  • App, Urs. The Birth of Orientalism. Philadelphia: University of Pennsylvania Press, 2010 (ISBN 978-0-8122-4261-4), pp. 133–187 on Diderot's role in the European discovery of Hinduism and Buddhism.
  • Blom, Philipp. The Wicked Company. New York: Basic Books, 2010.
  • Blum, Carol. Diderot: The Virtue of a Philosopher (1974)
  • Crocker, Lester G. Diderot's Chaotic Order: Approach to a Synthesis (1974)
  • Fellows, Otis E. Diderot, (1989)
  • France, Peter. Diderot (1983)
  • Furbank, P. N. Diderot: A Critical Biography. New York: A. A. Knopf, 1992. ISBN 0-679-41421-5.
  • Gregory Efrosini, Mary. Diderot and the Metamorphosis of Species (Studies in Philosophy). New York: Routledge, 2006. ISBN 0-415-95551-3.
  • Havens, George R. The Age of Ideas. New York: Holt, 1955. ISBN 0-89197-651-5.* Mason, John H. The Irresistible Diderot (1982)
  • Simon, Julia. Mass Enlightenment. Albany: State University of New York Press
    State University of New York Press
    The State University of New York Press , is a university press and a Center for Scholarly Communication. The Press is part of the State University of New York system and is located in Albany, New York.- History :...
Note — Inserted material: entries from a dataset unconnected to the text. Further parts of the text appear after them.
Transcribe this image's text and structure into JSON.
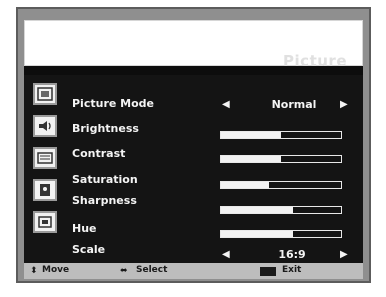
{
  "menu": {
    "title": "Picture",
    "rows": [
      {
        "label": "Picture Mode",
        "icon": "picture-mode-icon",
        "type": "select",
        "value": "Normal"
      },
      {
        "label": "Brightness",
        "icon": "brightness-icon",
        "type": "slider",
        "level_percent": 50
      },
      {
        "label": "Contrast",
        "icon": "contrast-icon",
        "type": "slider",
        "level_percent": 50
      },
      {
        "label": "Saturation",
        "icon": "saturation-icon",
        "type": "slider",
        "level_percent": 40
      },
      {
        "label": "Sharpness",
        "icon": "sharpness-icon",
        "type": "slider",
        "level_percent": 60
      },
      {
        "label": "Hue",
        "icon": "hue-icon",
        "type": "slider",
        "level_percent": 60
      },
      {
        "label": "Scale",
        "icon": "scale-icon",
        "type": "select",
        "value": "16:9"
      }
    ]
  },
  "footer": {
    "move_label": "Move",
    "select_label": "Select",
    "exit_label": "Exit"
  },
  "colors": {
    "frame": "#8f8f8f",
    "panel": "#141414",
    "footer": "#bdbdbd",
    "text": "#f4f4f4"
  }
}
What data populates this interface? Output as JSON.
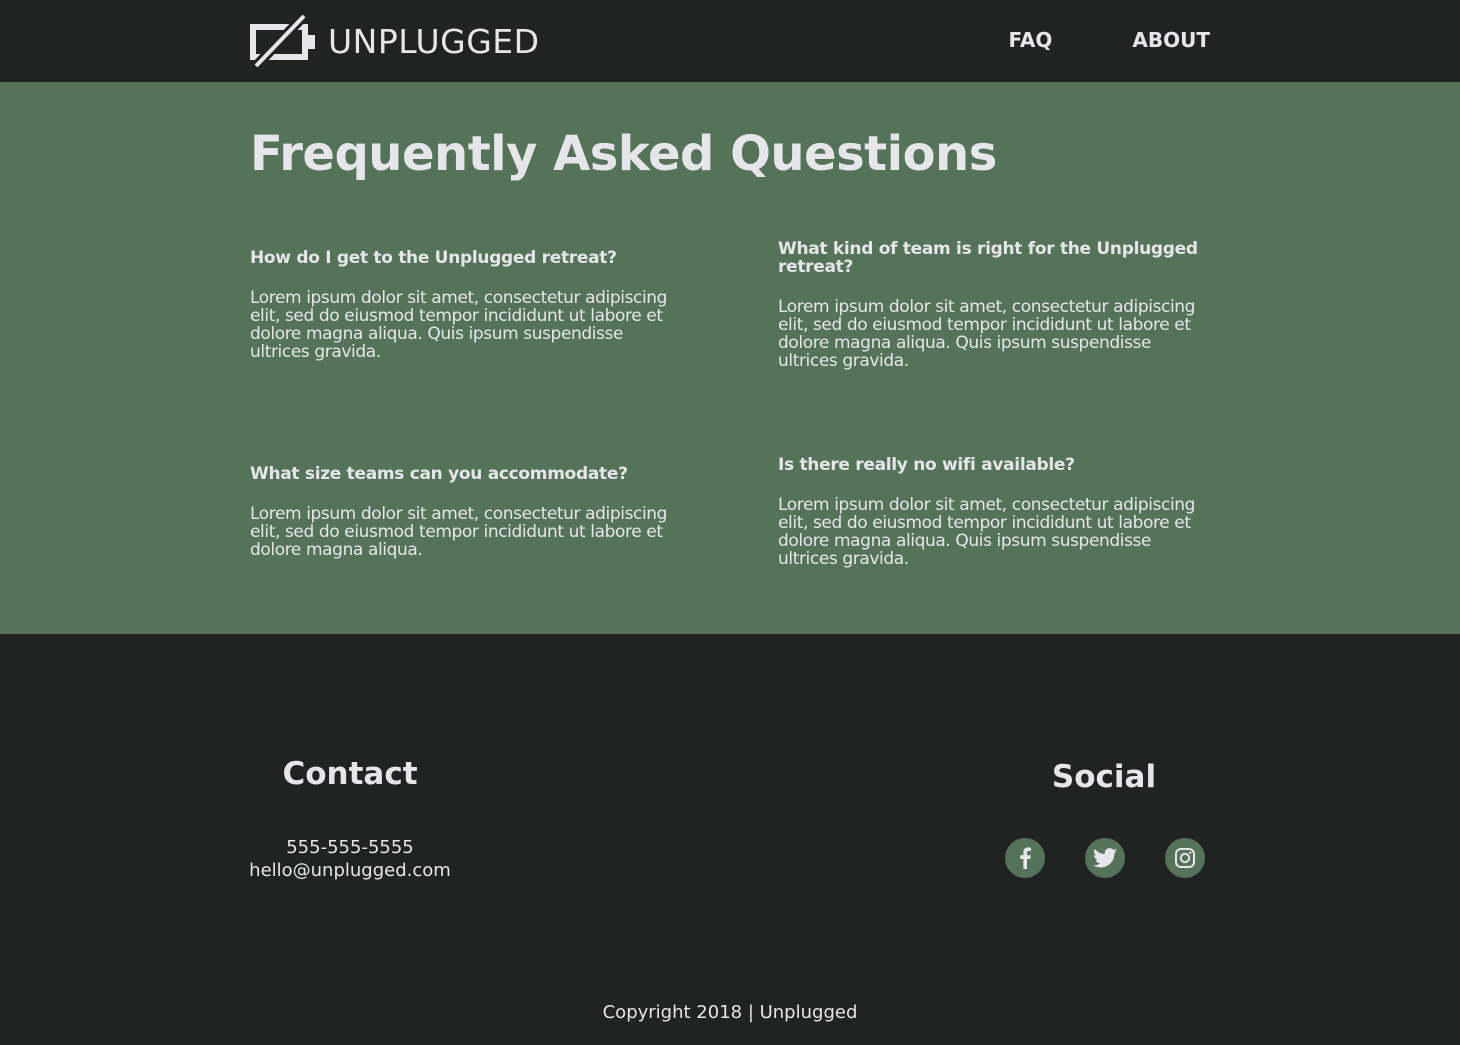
{
  "header": {
    "logo_text": "UNPLUGGED",
    "nav": [
      {
        "label": "FAQ"
      },
      {
        "label": "ABOUT"
      }
    ]
  },
  "faq": {
    "title": "Frequently Asked Questions",
    "items": [
      {
        "question": "How do I get to the Unplugged retreat?",
        "answer": "Lorem ipsum dolor sit amet, consectetur adipiscing elit, sed do eiusmod tempor incididunt ut labore et dolore magna aliqua. Quis ipsum suspendisse ultrices gravida."
      },
      {
        "question": "What kind of team is right for the Unplugged retreat?",
        "answer": "Lorem ipsum dolor sit amet, consectetur adipiscing elit, sed do eiusmod tempor incididunt ut labore et dolore magna aliqua. Quis ipsum suspendisse ultrices gravida."
      },
      {
        "question": "What size teams can you accommodate?",
        "answer": "Lorem ipsum dolor sit amet, consectetur adipiscing elit, sed do eiusmod tempor incididunt ut labore et dolore magna aliqua."
      },
      {
        "question": "Is there really no wifi available?",
        "answer": "Lorem ipsum dolor sit amet, consectetur adipiscing elit, sed do eiusmod tempor incididunt ut labore et dolore magna aliqua. Quis ipsum suspendisse ultrices gravida."
      }
    ]
  },
  "footer": {
    "contact_title": "Contact",
    "phone": "555-555-5555",
    "email": "hello@unplugged.com",
    "social_title": "Social",
    "social_icons": [
      "facebook-icon",
      "twitter-icon",
      "instagram-icon"
    ],
    "copyright": "Copyright 2018 | Unplugged"
  },
  "colors": {
    "dark_bg": "#212322",
    "accent_green": "#557359",
    "text": "#e6e6ea"
  }
}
    , 1995. ISBN 0-7914-2638-6.
  • Tunstall, Kate E. Blindness and Enlightenment. An Essay. With a new translation of Diderot's Letter on the Blind (Continuum, 2011)
  • Wilson, Arthur McCandless. Diderot (1972), the standard biography

Primary sources

  • Diderot, Denis, ed. A Diderot Pictorial Encyclopedia of Trades and Industry, Vol. 1 (1993 reprint) excerpt and text search
  • Diderot, Denis. Diderot: Political Writings ed. by John Hope Mason and Robert Wokler (1992) excerpt and text search, with introduction
  • Main works of Diderot in English translation
  • Hoyt, Nellie and Cassirer, Thomas. Encyclopedia, Selections: Diderot, D'Alembert, and a Society of Men of Letters. New York: Bobbs-Merrill Company
    Bobbs-Merrill Company
    The Bobbs-Merrill Company was a book publisher located in Indianapolis, Indiana. Bobbs-Merrill was known for publishing such authors as Richard Halliburton, David Markson, Ayn Rand, James Whitcomb Riley, Walter Dean Myers, and Irma S. Rombauer. Bobbs-Merrill also published the early works of...

    , 1965. LCCN 65-26535. ISBN 0-672-60479-5.


External links